News release: Trees and Drought

Tim Baker, MU Extension Horticulture Specialist
102 N. Main, Suite 1, Gallatin, MO 64640

Release Date: July 26, 2012

Title: Trees and Drought

My rain gauge seems to be permanently stuck on “dry”, with only an occasional shower to measure. I sure hope we get relief soon, but the forecast is not hopeful.  This week, I thought I would give a few pointers about drought and trees, and measures you might take to help your trees out.

In traveling around the area, I can see a lot of trees that are under major stress, and some may have even died from a lack of moisture. Under these circumstances, many homeowners are understandably concerned about trees around their house. They don’t want to lose valuable trees in their yard, which offer not only beauty, but with proper placement, provide significant savings on utility bills.

Drought, of course, is a significant stress on any plant, including trees.  And all stress is cumulative.  That means that if a tree starts out with a diseased root system, for example, adding the stress of drought may be enough to kill the tree.  Other stresses include insect pressure, hot temperatures, or perhaps trees that are not well-adapted to the zone they are growing in.  Certainly the combination of heat and drought such as we have seen this year is especially hard on trees, taking some of them.

A large, mature tree normally uses a phenomenal amount of water.  A large oak, for example, may use several hundred gallons of water per day.  The roots take up the water, and it is transpired out through the leaves.

When a plant cannot obtain enough water, its leaves may start to wilt. Leaves have pores (stomata) that transpire water, and under drought conditions, these pores may close, to conserve water. Evaporating water has a cooling effect, and once the transpiration process is shut down, the leaf temperature will rise.  This may result in brown, crispy leaf edges, which we call leaf scorch.

Some plants may even drop their leaves, if the drought is bad enough.  For woody species, this may help them survive the drought.  Don’t assume that your tree is dead and cut it down.  Wait until next year to see if new leaves emerge.  You may be surprised.

As you evaluate the trees in your yard, you may be tempted to think all is lost.  Dr. Chris Starbuck, MU Extension Woody Ornamental Specialist, says “Don’t give up.”  His advice is to water your trees and shrubs, if they appear stressed from drought.

If the soil is bone-dry, it can actually pull moisture from the trees roots, possibly killing the tree.  By irrigating your tree, you can prevent this process, and hopefully save your tree. Dr. Starbuck has even seen trees completely defoliated by drought recover when given water.

When watering the soil around your trees, add enough water to wet the soil to a depth of 8-12 inches.  Dr. Starbuck says to be sure to cover at least 20% of the area within the drip line about once per week.  For a tree with a 20 foot diameter drip line, this will usually require about 75 gallons of water applied over a 60 square foot area. 

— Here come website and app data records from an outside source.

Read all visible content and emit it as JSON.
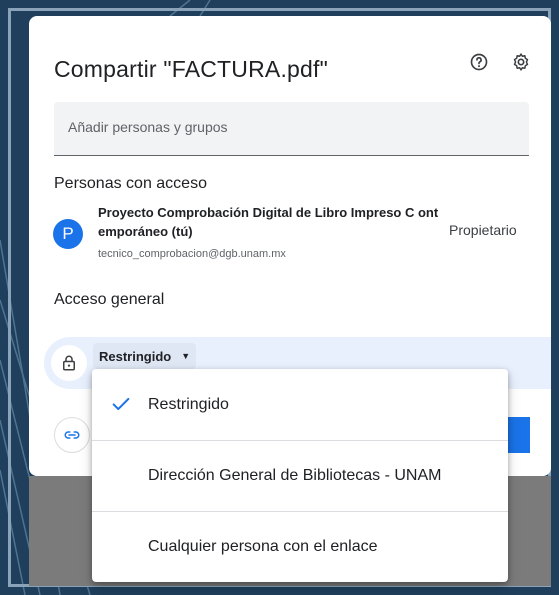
{
  "dialog": {
    "title": "Compartir \"FACTURA.pdf\"",
    "add_people_placeholder": "Añadir personas y grupos"
  },
  "people": {
    "section_title": "Personas con acceso",
    "items": [
      {
        "avatar_letter": "P",
        "name": "Proyecto Comprobación Digital de Libro Impreso C ontemporáneo (tú)",
        "email": "tecnico_comprobacion@dgb.unam.mx",
        "role": "Propietario"
      }
    ]
  },
  "general_access": {
    "section_title": "Acceso general",
    "selected": "Restringido"
  },
  "dropdown": {
    "options": [
      {
        "label": "Restringido",
        "checked": true
      },
      {
        "label": "Dirección General de Bibliotecas - UNAM",
        "checked": false
      },
      {
        "label": "Cualquier persona con el enlace",
        "checked": false
      }
    ]
  },
  "icons": {
    "help": "help-circle-icon",
    "settings": "gear-icon",
    "lock": "lock-icon",
    "link": "link-icon",
    "check": "check-icon",
    "caret": "caret-down-icon"
  },
  "colors": {
    "accent": "#1a73e8",
    "row_highlight": "#e8f0fe",
    "background": "#1f3f5c"
  }
}
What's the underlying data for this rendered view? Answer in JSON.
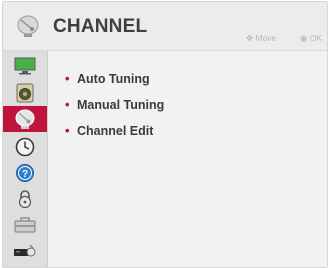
{
  "header": {
    "title": "CHANNEL",
    "hint_move": "Move",
    "hint_ok": "OK",
    "icon": "satellite-dish-icon"
  },
  "sidebar": {
    "items": [
      {
        "icon": "picture-monitor-icon",
        "active": false
      },
      {
        "icon": "audio-speaker-icon",
        "active": false
      },
      {
        "icon": "channel-dish-icon",
        "active": true
      },
      {
        "icon": "time-clock-icon",
        "active": false
      },
      {
        "icon": "help-question-icon",
        "active": false
      },
      {
        "icon": "lock-icon",
        "active": false
      },
      {
        "icon": "option-toolbox-icon",
        "active": false
      },
      {
        "icon": "network-device-icon",
        "active": false
      }
    ]
  },
  "menu": {
    "items": [
      "Auto Tuning",
      "Manual Tuning",
      "Channel Edit"
    ]
  },
  "colors": {
    "accent": "#c0143c",
    "panel_bg": "#f2f2f2",
    "sidebar_bg": "#dedede",
    "text": "#3a3a3a",
    "hint": "#b9b9b9"
  }
}
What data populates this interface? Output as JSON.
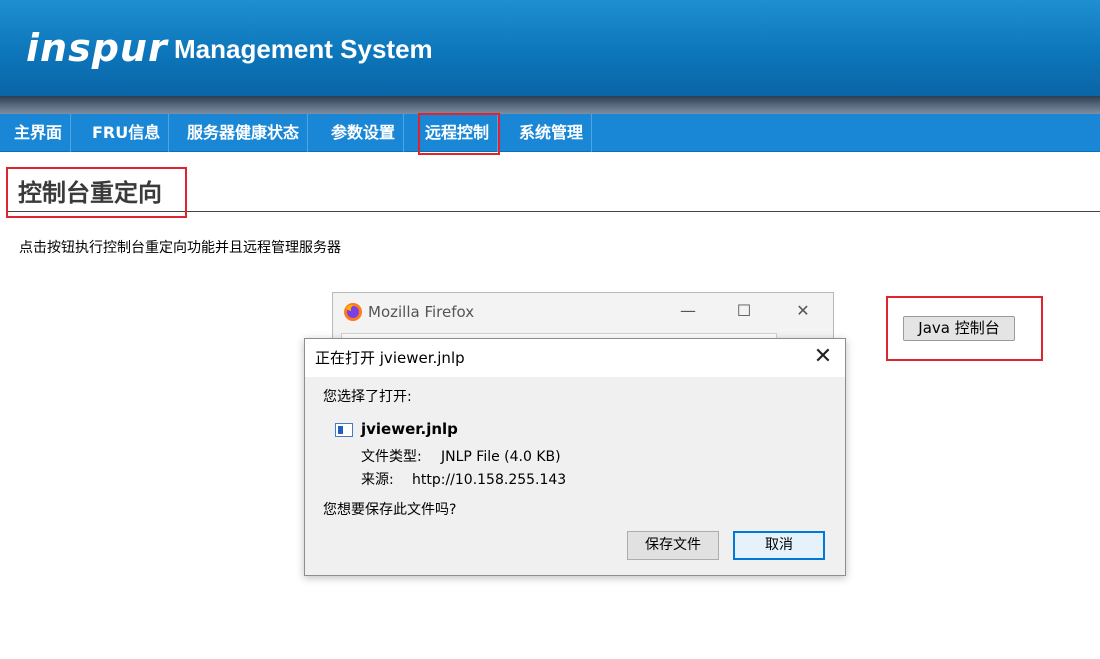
{
  "header": {
    "logo_text": "inspur",
    "system_title": "Management System"
  },
  "nav": {
    "items": [
      {
        "label": "主界面"
      },
      {
        "label": "FRU信息"
      },
      {
        "label": "服务器健康状态"
      },
      {
        "label": "参数设置"
      },
      {
        "label": "远程控制"
      },
      {
        "label": "系统管理"
      }
    ],
    "active": "远程控制"
  },
  "page": {
    "title": "控制台重定向",
    "description": "点击按钮执行控制台重定向功能并且远程管理服务器",
    "java_button_label": "Java 控制台"
  },
  "firefox_window": {
    "title": "Mozilla Firefox",
    "minimize_glyph": "—",
    "maximize_glyph": "☐",
    "close_glyph": "✕"
  },
  "dialog": {
    "title": "正在打开 jviewer.jnlp",
    "close_glyph": "✕",
    "intro": "您选择了打开:",
    "file_name": "jviewer.jnlp",
    "file_type_label": "文件类型:",
    "file_type_value": "JNLP File (4.0 KB)",
    "source_label": "来源:",
    "source_value": "http://10.158.255.143",
    "question": "您想要保存此文件吗?",
    "save_button": "保存文件",
    "cancel_button": "取消"
  },
  "colors": {
    "header_blue": "#0d76bb",
    "nav_blue": "#1a87d6",
    "highlight_red": "#e0242e",
    "focus_blue": "#0078d7"
  }
}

As you water, be sure to avoid runoff. Water not going to the root zone is wasted.

It’s also important not to over-do your watering. Saturated soils combined with high temperatures can actually kill a tree.  I will admit that as dry as it is, it will be hard to saturate your soil, but some people do get carried away, so I thought I better include this warning.

In all, watering should help, but it is not a guarantee that your tree will survive.  Trees that were already stressed or in marginal condition may not make it.  On the other hand, watering may just be what your tree needs to survive, and your help may make a difference.